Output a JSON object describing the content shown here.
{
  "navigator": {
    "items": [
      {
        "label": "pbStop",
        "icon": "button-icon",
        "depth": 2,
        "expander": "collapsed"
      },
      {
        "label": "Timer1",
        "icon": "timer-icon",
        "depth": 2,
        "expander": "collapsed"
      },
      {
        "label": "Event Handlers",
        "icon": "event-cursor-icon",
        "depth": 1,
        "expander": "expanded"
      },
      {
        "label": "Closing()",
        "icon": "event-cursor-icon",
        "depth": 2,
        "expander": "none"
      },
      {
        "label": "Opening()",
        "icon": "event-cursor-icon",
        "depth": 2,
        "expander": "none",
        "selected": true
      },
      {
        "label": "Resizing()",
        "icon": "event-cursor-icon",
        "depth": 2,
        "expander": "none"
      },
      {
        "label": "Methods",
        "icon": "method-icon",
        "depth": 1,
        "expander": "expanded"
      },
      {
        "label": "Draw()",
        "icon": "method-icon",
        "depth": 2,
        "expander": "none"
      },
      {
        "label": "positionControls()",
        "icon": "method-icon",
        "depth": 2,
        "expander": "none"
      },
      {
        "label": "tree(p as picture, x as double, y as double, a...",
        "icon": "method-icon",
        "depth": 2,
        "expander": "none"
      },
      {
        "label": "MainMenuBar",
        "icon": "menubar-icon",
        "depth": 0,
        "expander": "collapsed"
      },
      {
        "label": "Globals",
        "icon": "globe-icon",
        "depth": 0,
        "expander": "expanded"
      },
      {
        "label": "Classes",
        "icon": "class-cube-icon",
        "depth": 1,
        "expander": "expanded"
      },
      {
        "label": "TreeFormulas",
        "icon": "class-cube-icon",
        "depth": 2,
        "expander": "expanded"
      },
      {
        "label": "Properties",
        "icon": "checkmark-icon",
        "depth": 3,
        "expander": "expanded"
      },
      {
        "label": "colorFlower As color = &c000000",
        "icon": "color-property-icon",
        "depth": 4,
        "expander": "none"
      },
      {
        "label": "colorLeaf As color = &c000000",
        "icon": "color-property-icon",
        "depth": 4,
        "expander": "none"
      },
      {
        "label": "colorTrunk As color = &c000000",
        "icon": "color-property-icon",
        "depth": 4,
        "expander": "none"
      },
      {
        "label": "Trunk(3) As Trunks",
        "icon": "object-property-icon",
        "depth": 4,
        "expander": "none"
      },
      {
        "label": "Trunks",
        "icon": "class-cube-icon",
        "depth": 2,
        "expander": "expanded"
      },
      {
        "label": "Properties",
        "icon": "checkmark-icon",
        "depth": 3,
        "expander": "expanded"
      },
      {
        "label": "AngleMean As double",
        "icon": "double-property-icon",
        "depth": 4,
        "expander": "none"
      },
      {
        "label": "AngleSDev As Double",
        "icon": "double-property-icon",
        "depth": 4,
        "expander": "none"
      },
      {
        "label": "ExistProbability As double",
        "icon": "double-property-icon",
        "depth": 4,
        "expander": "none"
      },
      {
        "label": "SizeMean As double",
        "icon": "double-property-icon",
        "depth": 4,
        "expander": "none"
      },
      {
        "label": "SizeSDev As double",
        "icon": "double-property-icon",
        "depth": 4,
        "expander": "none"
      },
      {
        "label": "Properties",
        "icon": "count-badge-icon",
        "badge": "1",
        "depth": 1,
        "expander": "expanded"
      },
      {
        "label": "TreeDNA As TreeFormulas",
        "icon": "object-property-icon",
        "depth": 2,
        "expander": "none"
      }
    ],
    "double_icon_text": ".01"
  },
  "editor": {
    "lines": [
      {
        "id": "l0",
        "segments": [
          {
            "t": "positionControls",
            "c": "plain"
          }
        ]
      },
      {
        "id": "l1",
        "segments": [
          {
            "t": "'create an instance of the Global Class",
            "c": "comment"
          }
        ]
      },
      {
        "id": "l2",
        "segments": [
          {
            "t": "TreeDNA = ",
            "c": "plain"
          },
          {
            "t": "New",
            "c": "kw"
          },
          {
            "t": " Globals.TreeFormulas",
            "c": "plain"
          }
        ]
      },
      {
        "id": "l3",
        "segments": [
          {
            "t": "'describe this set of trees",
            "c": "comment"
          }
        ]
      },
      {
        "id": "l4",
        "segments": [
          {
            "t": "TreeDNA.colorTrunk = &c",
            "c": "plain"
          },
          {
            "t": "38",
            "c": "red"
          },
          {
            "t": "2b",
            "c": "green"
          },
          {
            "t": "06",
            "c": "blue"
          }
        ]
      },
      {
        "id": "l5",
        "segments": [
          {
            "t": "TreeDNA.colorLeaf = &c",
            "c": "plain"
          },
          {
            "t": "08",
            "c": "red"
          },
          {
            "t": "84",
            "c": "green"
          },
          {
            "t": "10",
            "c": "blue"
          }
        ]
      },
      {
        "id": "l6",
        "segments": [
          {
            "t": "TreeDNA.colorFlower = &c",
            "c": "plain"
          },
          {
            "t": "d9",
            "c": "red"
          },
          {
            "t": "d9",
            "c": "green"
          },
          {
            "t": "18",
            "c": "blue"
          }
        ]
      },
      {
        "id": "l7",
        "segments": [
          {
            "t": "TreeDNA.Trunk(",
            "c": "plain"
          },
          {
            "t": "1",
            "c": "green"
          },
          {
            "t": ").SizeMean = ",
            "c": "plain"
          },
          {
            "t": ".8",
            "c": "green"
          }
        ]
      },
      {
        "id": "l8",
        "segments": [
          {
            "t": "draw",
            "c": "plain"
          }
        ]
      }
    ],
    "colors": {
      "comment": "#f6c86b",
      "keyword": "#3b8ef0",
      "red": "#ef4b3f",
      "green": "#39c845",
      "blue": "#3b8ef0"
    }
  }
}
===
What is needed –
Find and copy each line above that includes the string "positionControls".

Exercise response –
        "label": "positionControls()",
            "t": "positionControls",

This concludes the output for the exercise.